» **Prompt**
Search the entries below for the word "paper" and copy each line that has it.

» **Available data**
Start of Block

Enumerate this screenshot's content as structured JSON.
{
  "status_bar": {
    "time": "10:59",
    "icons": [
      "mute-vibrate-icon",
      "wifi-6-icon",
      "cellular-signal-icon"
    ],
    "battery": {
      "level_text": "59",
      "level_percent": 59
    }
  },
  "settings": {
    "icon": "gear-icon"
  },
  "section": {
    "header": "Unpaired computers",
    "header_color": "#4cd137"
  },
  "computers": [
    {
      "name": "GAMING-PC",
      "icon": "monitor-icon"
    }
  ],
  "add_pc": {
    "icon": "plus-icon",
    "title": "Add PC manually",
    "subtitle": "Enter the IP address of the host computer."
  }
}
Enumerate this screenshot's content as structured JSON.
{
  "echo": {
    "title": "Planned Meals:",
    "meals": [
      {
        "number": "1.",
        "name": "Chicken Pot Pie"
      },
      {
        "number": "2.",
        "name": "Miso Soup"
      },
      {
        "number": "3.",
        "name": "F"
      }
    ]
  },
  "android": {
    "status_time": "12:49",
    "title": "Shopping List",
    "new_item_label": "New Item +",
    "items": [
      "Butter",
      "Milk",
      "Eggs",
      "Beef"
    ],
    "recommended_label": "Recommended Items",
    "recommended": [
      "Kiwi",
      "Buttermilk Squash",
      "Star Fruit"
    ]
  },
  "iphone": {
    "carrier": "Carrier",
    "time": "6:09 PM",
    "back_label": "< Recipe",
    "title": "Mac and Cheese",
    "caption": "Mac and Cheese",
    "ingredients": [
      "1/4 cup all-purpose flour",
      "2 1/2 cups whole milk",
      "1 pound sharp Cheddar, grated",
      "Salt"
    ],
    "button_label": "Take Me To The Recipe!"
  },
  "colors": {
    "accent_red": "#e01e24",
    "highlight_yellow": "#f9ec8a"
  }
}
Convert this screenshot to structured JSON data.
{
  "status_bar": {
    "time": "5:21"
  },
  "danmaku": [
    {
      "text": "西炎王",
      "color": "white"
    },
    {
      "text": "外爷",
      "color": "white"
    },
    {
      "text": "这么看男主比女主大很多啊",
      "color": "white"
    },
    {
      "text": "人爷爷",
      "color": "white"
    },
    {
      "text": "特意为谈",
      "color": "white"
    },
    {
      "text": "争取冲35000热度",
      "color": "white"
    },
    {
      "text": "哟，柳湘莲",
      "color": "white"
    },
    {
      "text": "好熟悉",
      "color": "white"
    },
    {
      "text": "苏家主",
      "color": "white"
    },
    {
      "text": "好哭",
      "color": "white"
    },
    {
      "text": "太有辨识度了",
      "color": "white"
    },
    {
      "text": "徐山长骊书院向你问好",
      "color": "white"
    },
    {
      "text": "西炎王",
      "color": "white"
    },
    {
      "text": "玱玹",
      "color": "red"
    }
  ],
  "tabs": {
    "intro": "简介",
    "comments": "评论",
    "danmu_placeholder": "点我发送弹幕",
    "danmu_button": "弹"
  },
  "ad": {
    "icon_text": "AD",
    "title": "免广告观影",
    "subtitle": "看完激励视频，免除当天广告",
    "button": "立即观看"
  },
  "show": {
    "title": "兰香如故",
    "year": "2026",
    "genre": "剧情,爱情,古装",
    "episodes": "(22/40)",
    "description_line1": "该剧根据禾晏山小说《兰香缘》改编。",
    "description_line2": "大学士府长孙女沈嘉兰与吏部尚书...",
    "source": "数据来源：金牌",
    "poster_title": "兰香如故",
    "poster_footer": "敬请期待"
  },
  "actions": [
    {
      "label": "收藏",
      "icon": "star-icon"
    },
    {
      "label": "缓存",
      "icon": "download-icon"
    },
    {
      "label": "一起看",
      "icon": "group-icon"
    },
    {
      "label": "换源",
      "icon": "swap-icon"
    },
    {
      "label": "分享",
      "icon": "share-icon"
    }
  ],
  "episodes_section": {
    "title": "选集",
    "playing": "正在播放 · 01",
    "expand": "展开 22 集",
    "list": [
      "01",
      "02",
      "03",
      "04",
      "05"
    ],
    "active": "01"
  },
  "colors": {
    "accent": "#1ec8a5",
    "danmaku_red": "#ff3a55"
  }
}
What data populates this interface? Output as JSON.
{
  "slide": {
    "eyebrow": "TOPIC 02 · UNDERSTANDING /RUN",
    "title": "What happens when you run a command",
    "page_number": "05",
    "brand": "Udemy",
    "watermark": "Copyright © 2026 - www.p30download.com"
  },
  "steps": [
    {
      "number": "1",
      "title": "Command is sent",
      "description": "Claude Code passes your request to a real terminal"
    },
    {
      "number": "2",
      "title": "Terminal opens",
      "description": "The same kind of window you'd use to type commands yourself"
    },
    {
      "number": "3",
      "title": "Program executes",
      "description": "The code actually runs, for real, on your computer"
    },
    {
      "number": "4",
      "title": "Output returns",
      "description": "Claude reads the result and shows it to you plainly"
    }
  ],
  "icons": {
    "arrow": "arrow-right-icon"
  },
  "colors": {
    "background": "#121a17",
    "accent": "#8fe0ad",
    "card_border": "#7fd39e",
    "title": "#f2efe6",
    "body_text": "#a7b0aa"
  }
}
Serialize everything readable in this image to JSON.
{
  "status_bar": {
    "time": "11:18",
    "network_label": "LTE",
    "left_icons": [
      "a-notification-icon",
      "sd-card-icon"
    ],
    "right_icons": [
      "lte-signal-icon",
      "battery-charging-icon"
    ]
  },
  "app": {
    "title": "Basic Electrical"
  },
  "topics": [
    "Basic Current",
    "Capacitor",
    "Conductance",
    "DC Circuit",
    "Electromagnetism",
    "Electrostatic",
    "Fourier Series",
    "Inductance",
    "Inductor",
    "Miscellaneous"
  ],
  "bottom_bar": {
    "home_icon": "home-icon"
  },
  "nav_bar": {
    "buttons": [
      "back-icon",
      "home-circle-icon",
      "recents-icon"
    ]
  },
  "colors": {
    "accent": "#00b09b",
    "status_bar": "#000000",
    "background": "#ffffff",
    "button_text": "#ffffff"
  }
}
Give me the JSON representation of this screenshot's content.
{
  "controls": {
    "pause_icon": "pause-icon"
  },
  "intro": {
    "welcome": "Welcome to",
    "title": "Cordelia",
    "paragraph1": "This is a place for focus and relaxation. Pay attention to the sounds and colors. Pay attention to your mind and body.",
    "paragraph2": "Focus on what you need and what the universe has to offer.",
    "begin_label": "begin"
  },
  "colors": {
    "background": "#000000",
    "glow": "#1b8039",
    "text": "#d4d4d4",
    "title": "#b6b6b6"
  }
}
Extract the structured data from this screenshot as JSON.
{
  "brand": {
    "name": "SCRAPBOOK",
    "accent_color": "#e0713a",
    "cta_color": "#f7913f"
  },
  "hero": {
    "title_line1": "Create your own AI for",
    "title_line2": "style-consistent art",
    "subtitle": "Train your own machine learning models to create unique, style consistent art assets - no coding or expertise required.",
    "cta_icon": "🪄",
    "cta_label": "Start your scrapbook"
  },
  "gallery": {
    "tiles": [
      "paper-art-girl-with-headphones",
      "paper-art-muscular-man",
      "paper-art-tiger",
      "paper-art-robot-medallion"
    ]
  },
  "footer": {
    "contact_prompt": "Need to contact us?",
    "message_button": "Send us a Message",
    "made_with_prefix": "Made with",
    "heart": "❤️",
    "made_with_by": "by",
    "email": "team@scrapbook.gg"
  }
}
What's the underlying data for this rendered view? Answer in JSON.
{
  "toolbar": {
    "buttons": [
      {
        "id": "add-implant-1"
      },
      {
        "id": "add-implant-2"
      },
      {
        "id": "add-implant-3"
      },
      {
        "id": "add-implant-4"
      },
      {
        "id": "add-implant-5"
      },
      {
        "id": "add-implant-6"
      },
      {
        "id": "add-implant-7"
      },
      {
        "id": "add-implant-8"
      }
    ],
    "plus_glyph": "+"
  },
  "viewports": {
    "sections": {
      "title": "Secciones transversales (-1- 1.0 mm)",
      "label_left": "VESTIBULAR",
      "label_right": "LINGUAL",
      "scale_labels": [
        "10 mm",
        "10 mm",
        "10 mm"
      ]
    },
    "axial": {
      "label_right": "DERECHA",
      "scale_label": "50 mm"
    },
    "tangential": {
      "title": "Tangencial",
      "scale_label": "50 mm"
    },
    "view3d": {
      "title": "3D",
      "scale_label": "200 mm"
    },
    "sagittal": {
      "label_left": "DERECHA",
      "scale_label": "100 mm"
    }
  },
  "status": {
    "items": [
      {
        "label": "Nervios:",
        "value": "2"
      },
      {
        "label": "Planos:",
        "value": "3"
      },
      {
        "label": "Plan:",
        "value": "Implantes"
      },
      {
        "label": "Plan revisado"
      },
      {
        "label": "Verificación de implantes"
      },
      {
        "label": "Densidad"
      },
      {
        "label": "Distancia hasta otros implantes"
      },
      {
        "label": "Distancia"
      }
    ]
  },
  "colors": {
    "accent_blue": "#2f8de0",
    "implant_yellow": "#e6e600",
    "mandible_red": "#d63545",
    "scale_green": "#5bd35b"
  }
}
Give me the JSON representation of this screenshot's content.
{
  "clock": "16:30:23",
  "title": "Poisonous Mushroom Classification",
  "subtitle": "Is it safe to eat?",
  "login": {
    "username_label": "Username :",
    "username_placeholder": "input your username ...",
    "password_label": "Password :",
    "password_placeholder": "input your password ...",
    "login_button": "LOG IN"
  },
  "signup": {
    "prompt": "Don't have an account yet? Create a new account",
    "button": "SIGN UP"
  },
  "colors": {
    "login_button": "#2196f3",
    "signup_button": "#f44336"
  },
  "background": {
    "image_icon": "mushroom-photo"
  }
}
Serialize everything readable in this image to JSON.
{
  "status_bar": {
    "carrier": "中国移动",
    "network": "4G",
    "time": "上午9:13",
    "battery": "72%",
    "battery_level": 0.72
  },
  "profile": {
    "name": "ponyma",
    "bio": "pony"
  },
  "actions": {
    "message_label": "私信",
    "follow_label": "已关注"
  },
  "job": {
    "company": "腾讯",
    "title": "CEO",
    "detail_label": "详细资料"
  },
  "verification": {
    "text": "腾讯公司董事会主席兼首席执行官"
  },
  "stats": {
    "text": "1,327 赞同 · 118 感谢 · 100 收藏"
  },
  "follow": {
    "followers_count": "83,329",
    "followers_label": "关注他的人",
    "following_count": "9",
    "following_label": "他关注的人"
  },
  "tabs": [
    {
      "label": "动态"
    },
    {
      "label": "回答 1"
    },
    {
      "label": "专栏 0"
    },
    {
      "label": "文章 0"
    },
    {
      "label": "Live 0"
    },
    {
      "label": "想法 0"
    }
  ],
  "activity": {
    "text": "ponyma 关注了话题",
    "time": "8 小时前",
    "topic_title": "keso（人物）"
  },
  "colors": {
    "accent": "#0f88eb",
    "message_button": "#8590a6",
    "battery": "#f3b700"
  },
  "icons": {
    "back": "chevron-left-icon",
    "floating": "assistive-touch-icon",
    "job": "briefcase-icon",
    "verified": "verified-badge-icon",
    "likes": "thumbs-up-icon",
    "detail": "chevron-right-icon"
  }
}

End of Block

» **Solution**
      "paper-art-girl-with-headphones",
      "paper-art-muscular-man",
      "paper-art-tiger",
      "paper-art-robot-medallion"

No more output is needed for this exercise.